On April 23, parts of the Federal Communications Commission’s (FCC) repeal of net neutrality went into effect. Implications of the repeal could include Internet Service Providers (ISPs), (i.e. Verizon, AT&T, Comcast), creating legal ‘fast lanes’ and ‘slow lanes’ for the websites of their choice, or blocking certain websites they don’t like or agree with, effectively giving ISPs control over what content we can view. This challenge to the integrity of the World Wide Web has created ripples from the state level to the individual, as the nation grapples with how to retain internet autonomy and privacy post-net neutrality.

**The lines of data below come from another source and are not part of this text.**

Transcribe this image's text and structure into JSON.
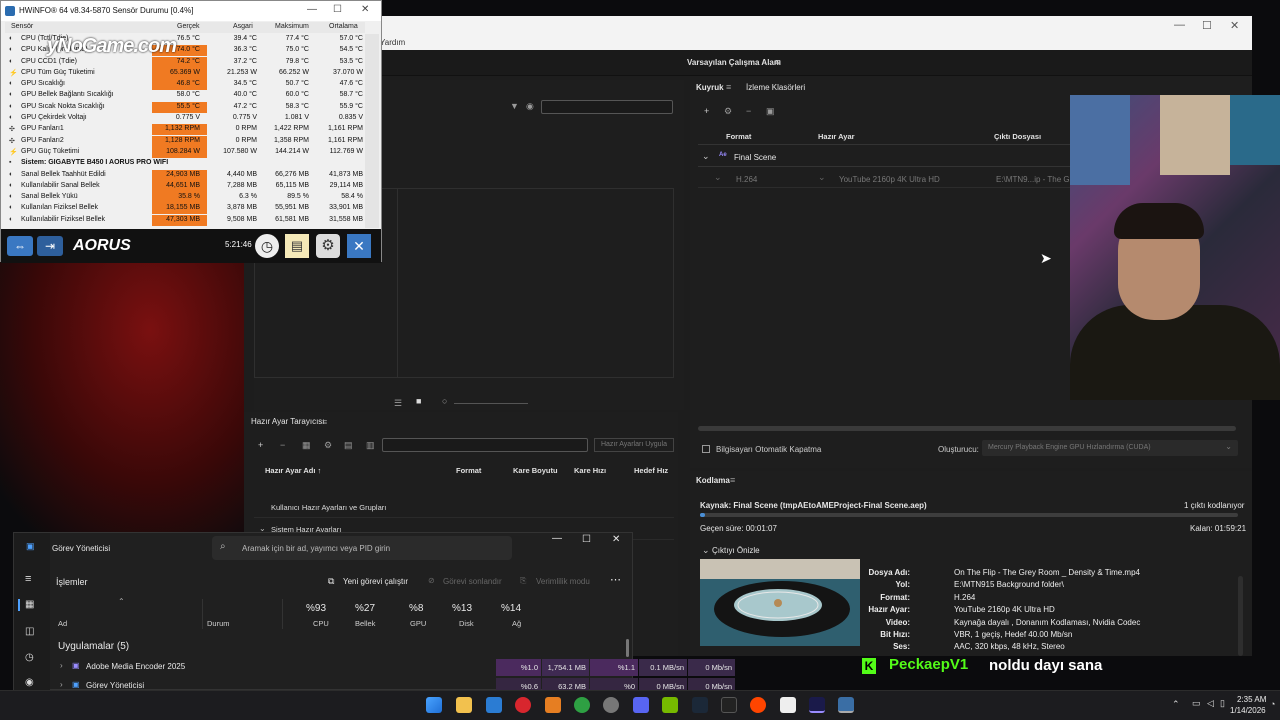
{
  "hwinfo": {
    "title": "HWiNFO® 64 v8.34-5870 Sensör Durumu [0.4%]",
    "columns": [
      "Sensör",
      "Gerçek",
      "Asgari",
      "Maksimum",
      "Ortalama"
    ],
    "rows": [
      {
        "name": "CPU (Tctl/Tdie)",
        "cur": "76.5 °C",
        "min": "39.4 °C",
        "max": "77.4 °C",
        "avg": "57.0 °C",
        "hot": false
      },
      {
        "name": "CPU Kalıp (ortalama)",
        "cur": "74.0 °C",
        "min": "36.3 °C",
        "max": "75.0 °C",
        "avg": "54.5 °C",
        "hot": true
      },
      {
        "name": "CPU CCD1 (Tdie)",
        "cur": "74.2 °C",
        "min": "37.2 °C",
        "max": "79.8 °C",
        "avg": "53.5 °C",
        "hot": true
      },
      {
        "name": "CPU Tüm Güç Tüketimi",
        "cur": "65.369 W",
        "min": "21.253 W",
        "max": "66.252 W",
        "avg": "37.070 W",
        "hot": true
      },
      {
        "name": "GPU Sıcaklığı",
        "cur": "46.8 °C",
        "min": "34.5 °C",
        "max": "50.7 °C",
        "avg": "47.6 °C",
        "hot": true
      },
      {
        "name": "GPU Bellek Bağlantı Sıcaklığı",
        "cur": "58.0 °C",
        "min": "40.0 °C",
        "max": "60.0 °C",
        "avg": "58.7 °C",
        "hot": false
      },
      {
        "name": "GPU Sıcak Nokta Sıcaklığı",
        "cur": "55.5 °C",
        "min": "47.2 °C",
        "max": "58.3 °C",
        "avg": "55.9 °C",
        "hot": true
      },
      {
        "name": "GPU Çekirdek Voltajı",
        "cur": "0.775 V",
        "min": "0.775 V",
        "max": "1.081 V",
        "avg": "0.835 V",
        "hot": false
      },
      {
        "name": "GPU Fanları1",
        "cur": "1,132 RPM",
        "min": "0 RPM",
        "max": "1,422 RPM",
        "avg": "1,161 RPM",
        "hot": true
      },
      {
        "name": "GPU Fanları2",
        "cur": "1,128 RPM",
        "min": "0 RPM",
        "max": "1,358 RPM",
        "avg": "1,161 RPM",
        "hot": true
      },
      {
        "name": "GPU Güç Tüketimi",
        "cur": "108.284 W",
        "min": "107.580 W",
        "max": "144.214 W",
        "avg": "112.769 W",
        "hot": true
      },
      {
        "name": "Sistem: GIGABYTE B450 I AORUS PRO WIFI",
        "cur": "",
        "min": "",
        "max": "",
        "avg": "",
        "hot": false,
        "section": true
      },
      {
        "name": "Sanal Bellek Taahhüt Edildi",
        "cur": "24,903 MB",
        "min": "4,440 MB",
        "max": "66,276 MB",
        "avg": "41,873 MB",
        "hot": true
      },
      {
        "name": "Kullanılabilir Sanal Bellek",
        "cur": "44,651 MB",
        "min": "7,288 MB",
        "max": "65,115 MB",
        "avg": "29,114 MB",
        "hot": true
      },
      {
        "name": "Sanal Bellek Yükü",
        "cur": "35.8 %",
        "min": "6.3 %",
        "max": "89.5 %",
        "avg": "58.4 %",
        "hot": true
      },
      {
        "name": "Kullanılan Fiziksel Bellek",
        "cur": "18,155 MB",
        "min": "3,878 MB",
        "max": "55,951 MB",
        "avg": "33,901 MB",
        "hot": true
      },
      {
        "name": "Kullanılabilir Fiziksel Bellek",
        "cur": "47,303 MB",
        "min": "9,508 MB",
        "max": "61,581 MB",
        "avg": "31,558 MB",
        "hot": true
      }
    ],
    "watermark": "yNoGame.com",
    "brand": "AORUS",
    "clock": "5:21:46"
  },
  "ame": {
    "menu_help": "Yardım",
    "workspace": "Varsayılan Çalışma Alanı",
    "queue_tab": "Kuyruk",
    "watch_tab": "İzleme Klasörleri",
    "queue_cols": {
      "format": "Format",
      "preset": "Hazır Ayar",
      "output": "Çıktı Dosyası"
    },
    "queue_group": "Final Scene",
    "queue_item": {
      "format": "H.264",
      "preset": "YouTube 2160p 4K Ultra HD",
      "output": "E:\\MTN9...ip - The Grey"
    },
    "auto_shutdown": "Bilgisayarı Otomatik Kapatma",
    "renderer_label": "Oluşturucu:",
    "renderer_value": "Mercury Playback Engine GPU Hızlandırma (CUDA)",
    "preset_browser": "Hazır Ayar Tarayıcısı",
    "apply_presets": "Hazır Ayarları Uygula",
    "preset_cols": {
      "name": "Hazır Ayar Adı ↑",
      "format": "Format",
      "frame": "Kare Boyutu",
      "rate": "Kare Hızı",
      "target": "Hedef Hız"
    },
    "preset_rows": [
      "Kullanıcı Hazır Ayarları ve Grupları",
      "Sistem Hazır Ayarları"
    ],
    "encoding_tab": "Kodlama",
    "source": "Kaynak: Final Scene (tmpAEtoAMEProject-Final Scene.aep)",
    "encoded_count": "1 çıktı kodlanıyor",
    "elapsed": "Geçen süre: 00:01:07",
    "remaining": "Kalan: 01:59:21",
    "progress": 0.01,
    "output_preview": "Çıktıyı Önizle",
    "details": [
      {
        "label": "Dosya Adı:",
        "value": "On The Flip - The Grey Room _ Density & Time.mp4"
      },
      {
        "label": "Yol:",
        "value": "E:\\MTN915 Background folder\\"
      },
      {
        "label": "Format:",
        "value": "H.264"
      },
      {
        "label": "Hazır Ayar:",
        "value": "YouTube 2160p 4K Ultra HD"
      },
      {
        "label": "Video:",
        "value": "Kaynağa dayalı , Donanım Kodlaması, Nvidia Codec"
      },
      {
        "label": "Bit Hızı:",
        "value": "VBR, 1 geçiş, Hedef 40.00 Mb/sn"
      },
      {
        "label": "Ses:",
        "value": "AAC, 320 kbps, 48 kHz, Stereo"
      }
    ]
  },
  "taskmgr": {
    "title": "Görev Yöneticisi",
    "search_placeholder": "Aramak için bir ad, yayımcı veya PID girin",
    "section": "İşlemler",
    "new_task": "Yeni görevi çalıştır",
    "end_task": "Görevi sonlandır",
    "efficiency": "Verimlilik modu",
    "col_name": "Ad",
    "col_status": "Durum",
    "cpu_pct": "%93",
    "cpu_label": "CPU",
    "mem_pct": "%27",
    "mem_label": "Bellek",
    "gpu_pct": "%8",
    "gpu_label": "GPU",
    "disk_pct": "%13",
    "disk_label": "Disk",
    "net_pct": "%14",
    "net_label": "Ağ",
    "apps_header": "Uygulamalar (5)",
    "rows": [
      {
        "name": "Adobe Media Encoder 2025",
        "cpu": "%1.0",
        "mem": "1,754.1 MB",
        "gpu": "%1.1",
        "disk": "0.1 MB/sn",
        "net": "0 Mb/sn"
      },
      {
        "name": "Görev Yöneticisi",
        "cpu": "%0.6",
        "mem": "63.2 MB",
        "gpu": "%0",
        "disk": "0 MB/sn",
        "net": "0 Mb/sn"
      }
    ]
  },
  "chat": {
    "user": "PeckaepV1",
    "message": "noldu dayı sana"
  },
  "taskbar": {
    "time": "2:35 AM",
    "date": "1/14/2026"
  }
}
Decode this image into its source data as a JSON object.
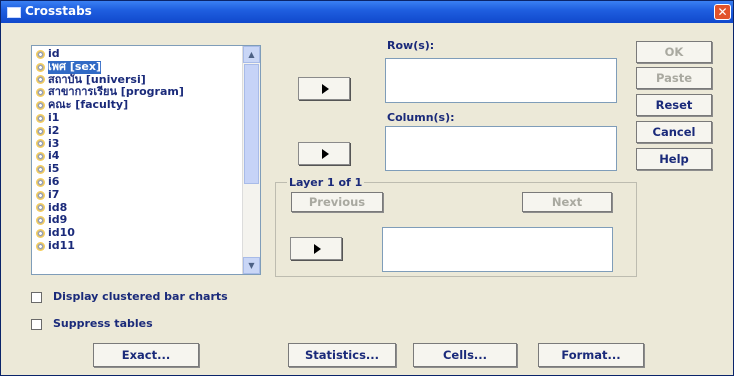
{
  "window": {
    "title": "Crosstabs",
    "close_glyph": "✕"
  },
  "variables": [
    {
      "label": "id"
    },
    {
      "label": "เพศ [sex]",
      "selected": true
    },
    {
      "label": "สถาบัน [universi]"
    },
    {
      "label": "สาขาการเรียน [program]"
    },
    {
      "label": "คณะ [faculty]"
    },
    {
      "label": "i1"
    },
    {
      "label": "i2"
    },
    {
      "label": "i3"
    },
    {
      "label": "i4"
    },
    {
      "label": "i5"
    },
    {
      "label": "i6"
    },
    {
      "label": "i7"
    },
    {
      "label": "id8"
    },
    {
      "label": "id9"
    },
    {
      "label": "id10"
    },
    {
      "label": "id11"
    }
  ],
  "rows_label": "Row(s):",
  "columns_label": "Column(s):",
  "layer": {
    "title": "Layer 1 of 1",
    "previous_label": "Previous",
    "next_label": "Next"
  },
  "buttons": {
    "ok": "OK",
    "paste": "Paste",
    "reset": "Reset",
    "cancel": "Cancel",
    "help": "Help"
  },
  "options": {
    "clustered_bar_charts": {
      "label": "Display clustered bar charts",
      "checked": false
    },
    "suppress_tables": {
      "label": "Suppress tables",
      "checked": false
    }
  },
  "bottom_buttons": {
    "exact": "Exact...",
    "statistics": "Statistics...",
    "cells": "Cells...",
    "format": "Format..."
  },
  "icons": {
    "variable": "scale-variable-icon",
    "arrow": "right-arrow-icon"
  },
  "colors": {
    "titlebar": "#1f5fe0",
    "selection": "#316ac5",
    "label_text": "#1a2a7a",
    "dialog_bg": "#ece9d8"
  }
}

While states have introduced new legislation to maintain regulatory rigor, some industry experts suggest that individuals could potentially circumvent the restrictions of ISPs by adopting tools such as Virtual Private Networks (VPNs)1. When a user connects to a VPN, their Internet traffic gets routed through an alternative tunnel, so their ISP is unable to determine which websites the person is trying to access - and therefore, can't control the user's speed based on the site or content one is trying to access.
Edison Trends examined anonymized and aggregated VPN subscriptions to determine whether Net Neutrality repeal efforts may have influenced the adoption of virtual private networks across the nation.
1A virtual private network (VPN) is a network that is constructed using public wires — usually the Internet — to connect remote users to a company's private, internal network. A VPN secures the private network, using encryption and other security mechanisms to ensure that only authorized users can access the network and that the data cannot be intercepted.